Low Levels In Sacramento River Due To Drought Force Wildfire Officials To Truck Salmon Downstream

Salmon are delicious. Whether thin-sliced for sushi or smoked on a bagel, the flaky fish makes a refreshing meal. Which is why it's very unfortunate to hear that the hatchlings are facing a huge problem this year. California's dire drought means that the little fishies can't swim from their birthplace on the Sacramento River to the Pacific Ocean, and fewer babies means less adult salmon to harvest for eating later. The state's Department of Fish and Game has come to the rescue and is making sure that Americans can keep enjoying the scrumptious fish.

The hatchlings are being loaded into trucks and transported about 200 miles from the Coleman National Fish Hatchery to an area closer to where the river meets the Pacific. It's the first time in two decades that it has been necessary to ship them like this, but predators would likely claim too large a number of the little salmon if they were released normally.
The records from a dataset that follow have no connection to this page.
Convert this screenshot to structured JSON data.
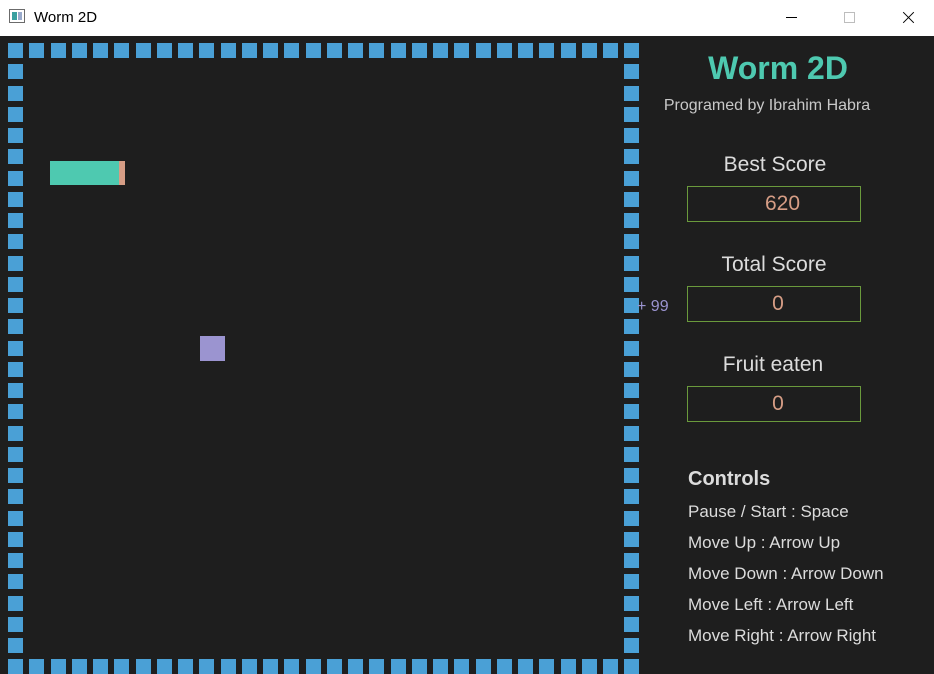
{
  "window": {
    "title": "Worm 2D"
  },
  "colors": {
    "border_block": "#4aa0d6",
    "worm_body": "#4ec9b0",
    "worm_head": "#d69d85",
    "fruit": "#9b94d0",
    "title": "#4ec9b0",
    "score_value": "#d69d85",
    "score_box_border": "#6a9a3c"
  },
  "panel": {
    "title": "Worm 2D",
    "credit": "Programed by Ibrahim Habra",
    "best_label": "Best Score",
    "best_value": "620",
    "total_label": "Total Score",
    "total_value": "0",
    "bonus": "+ 99",
    "fruit_label": "Fruit eaten",
    "fruit_value": "0",
    "controls_title": "Controls",
    "controls": [
      "Pause / Start : Space",
      "Move Up : Arrow Up",
      "Move Down : Arrow Down",
      "Move Left : Arrow Left",
      "Move Right : Arrow Right"
    ]
  }
}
This undertaking still has some major potential complications attached to it. According to The Verge, it's possible the fish might not know they should swim back up the river when it comes time for them to spawn in three to four years. The department has tagged about a quarter of them to monitor how they do. Scroll down to watch a video of the salmon shipping effort.